*** Opening of INPUT ***

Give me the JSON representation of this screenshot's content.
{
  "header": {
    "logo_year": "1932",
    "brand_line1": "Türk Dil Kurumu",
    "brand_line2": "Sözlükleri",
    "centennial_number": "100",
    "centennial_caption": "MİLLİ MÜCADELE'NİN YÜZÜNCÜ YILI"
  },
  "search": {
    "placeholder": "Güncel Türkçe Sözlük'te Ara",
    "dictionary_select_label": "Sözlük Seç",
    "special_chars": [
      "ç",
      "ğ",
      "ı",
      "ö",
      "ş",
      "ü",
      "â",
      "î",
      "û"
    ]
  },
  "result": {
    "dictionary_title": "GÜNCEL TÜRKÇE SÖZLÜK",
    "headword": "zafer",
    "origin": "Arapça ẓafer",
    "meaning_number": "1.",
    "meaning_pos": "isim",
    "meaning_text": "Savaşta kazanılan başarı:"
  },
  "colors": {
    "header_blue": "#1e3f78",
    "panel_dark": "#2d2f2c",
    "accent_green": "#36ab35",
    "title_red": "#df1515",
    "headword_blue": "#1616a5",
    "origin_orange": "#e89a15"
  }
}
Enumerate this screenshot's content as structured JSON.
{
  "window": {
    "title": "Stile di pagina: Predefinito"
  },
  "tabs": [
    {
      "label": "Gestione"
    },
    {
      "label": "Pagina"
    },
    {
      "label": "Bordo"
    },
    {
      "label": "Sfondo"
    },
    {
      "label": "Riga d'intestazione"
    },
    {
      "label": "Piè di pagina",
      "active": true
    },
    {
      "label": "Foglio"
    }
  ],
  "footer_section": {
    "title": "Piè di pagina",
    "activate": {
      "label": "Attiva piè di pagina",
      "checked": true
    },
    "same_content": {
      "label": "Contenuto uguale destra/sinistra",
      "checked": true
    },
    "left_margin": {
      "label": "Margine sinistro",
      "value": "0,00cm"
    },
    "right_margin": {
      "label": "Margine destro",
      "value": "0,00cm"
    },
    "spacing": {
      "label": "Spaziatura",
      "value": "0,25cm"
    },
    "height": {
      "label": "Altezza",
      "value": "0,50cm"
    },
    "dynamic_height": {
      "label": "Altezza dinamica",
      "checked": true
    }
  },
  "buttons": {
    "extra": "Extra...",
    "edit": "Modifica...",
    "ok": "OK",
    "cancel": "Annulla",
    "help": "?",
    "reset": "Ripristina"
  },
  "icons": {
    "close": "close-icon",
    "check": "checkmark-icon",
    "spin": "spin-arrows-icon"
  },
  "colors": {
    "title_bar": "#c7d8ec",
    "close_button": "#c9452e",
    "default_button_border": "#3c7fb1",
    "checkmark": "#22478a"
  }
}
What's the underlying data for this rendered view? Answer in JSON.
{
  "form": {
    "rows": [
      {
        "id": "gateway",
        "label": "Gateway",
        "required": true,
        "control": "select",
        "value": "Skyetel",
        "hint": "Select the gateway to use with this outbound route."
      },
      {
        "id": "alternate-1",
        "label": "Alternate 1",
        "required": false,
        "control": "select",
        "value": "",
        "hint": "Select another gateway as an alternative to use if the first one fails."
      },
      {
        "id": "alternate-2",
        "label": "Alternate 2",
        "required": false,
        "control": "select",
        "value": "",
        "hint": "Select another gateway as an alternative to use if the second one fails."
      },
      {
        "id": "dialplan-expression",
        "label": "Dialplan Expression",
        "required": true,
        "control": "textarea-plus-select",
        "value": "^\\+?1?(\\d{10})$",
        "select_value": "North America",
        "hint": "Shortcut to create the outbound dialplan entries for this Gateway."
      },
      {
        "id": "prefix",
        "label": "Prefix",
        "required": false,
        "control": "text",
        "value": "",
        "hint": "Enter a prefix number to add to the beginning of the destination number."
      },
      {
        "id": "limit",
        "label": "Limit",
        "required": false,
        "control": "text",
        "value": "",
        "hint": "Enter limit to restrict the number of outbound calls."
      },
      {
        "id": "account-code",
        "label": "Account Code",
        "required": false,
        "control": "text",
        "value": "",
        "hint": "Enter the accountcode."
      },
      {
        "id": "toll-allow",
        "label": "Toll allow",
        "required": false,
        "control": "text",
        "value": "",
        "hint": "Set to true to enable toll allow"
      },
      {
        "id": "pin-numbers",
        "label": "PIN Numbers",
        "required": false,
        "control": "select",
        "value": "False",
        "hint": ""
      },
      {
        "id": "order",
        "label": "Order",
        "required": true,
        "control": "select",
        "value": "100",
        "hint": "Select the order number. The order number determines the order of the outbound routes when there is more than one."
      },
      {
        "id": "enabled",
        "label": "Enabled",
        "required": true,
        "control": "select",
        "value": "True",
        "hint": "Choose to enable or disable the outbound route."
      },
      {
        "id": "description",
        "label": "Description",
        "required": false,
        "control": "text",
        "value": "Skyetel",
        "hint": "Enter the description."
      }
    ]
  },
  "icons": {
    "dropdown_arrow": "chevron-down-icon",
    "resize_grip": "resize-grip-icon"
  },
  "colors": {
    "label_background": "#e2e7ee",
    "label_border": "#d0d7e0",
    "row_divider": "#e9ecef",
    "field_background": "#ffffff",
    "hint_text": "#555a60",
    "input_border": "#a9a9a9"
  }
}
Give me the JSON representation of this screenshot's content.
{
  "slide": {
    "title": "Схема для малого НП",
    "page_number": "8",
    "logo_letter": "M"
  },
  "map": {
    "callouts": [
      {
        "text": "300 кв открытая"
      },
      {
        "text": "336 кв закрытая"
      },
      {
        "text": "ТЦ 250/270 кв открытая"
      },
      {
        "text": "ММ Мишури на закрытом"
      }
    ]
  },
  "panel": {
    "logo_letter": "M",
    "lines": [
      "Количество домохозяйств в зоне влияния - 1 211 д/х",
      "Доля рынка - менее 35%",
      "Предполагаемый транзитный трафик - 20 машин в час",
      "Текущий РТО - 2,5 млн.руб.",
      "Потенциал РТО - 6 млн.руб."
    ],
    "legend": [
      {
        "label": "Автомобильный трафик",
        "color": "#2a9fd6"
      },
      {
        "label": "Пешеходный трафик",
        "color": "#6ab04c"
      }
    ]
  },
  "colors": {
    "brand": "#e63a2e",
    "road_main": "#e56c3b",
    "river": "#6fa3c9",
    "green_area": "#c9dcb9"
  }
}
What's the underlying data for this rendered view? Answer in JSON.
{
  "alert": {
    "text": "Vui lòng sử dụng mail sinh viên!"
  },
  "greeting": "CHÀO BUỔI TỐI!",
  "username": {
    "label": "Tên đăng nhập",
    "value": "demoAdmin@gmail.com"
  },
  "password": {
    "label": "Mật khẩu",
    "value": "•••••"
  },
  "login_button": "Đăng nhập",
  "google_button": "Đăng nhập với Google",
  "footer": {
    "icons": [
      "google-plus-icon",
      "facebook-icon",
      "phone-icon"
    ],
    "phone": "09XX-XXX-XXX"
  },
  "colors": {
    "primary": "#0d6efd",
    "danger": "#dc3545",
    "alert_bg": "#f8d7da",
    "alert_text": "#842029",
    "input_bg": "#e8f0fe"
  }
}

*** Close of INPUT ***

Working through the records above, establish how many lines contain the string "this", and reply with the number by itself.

# WRITTEN REPLY
7